Records shown →
.....

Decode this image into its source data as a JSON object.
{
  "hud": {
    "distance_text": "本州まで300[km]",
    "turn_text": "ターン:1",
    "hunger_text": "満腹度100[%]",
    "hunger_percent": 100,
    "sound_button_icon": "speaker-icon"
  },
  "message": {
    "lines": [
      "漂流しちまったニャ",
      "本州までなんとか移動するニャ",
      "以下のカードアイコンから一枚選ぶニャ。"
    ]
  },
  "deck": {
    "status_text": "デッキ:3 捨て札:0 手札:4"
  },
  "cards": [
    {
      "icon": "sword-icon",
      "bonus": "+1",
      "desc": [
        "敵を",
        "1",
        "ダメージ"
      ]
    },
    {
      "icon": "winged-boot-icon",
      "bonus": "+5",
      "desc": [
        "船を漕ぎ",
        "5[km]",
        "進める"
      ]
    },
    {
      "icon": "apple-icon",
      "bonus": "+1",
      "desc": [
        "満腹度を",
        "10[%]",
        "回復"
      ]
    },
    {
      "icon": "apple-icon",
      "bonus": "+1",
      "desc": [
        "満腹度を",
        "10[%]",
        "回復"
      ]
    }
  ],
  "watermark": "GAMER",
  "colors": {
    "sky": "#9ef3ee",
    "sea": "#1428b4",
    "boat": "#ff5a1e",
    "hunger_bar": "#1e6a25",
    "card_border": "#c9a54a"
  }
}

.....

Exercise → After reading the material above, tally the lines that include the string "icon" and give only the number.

Reply to the exercise → 5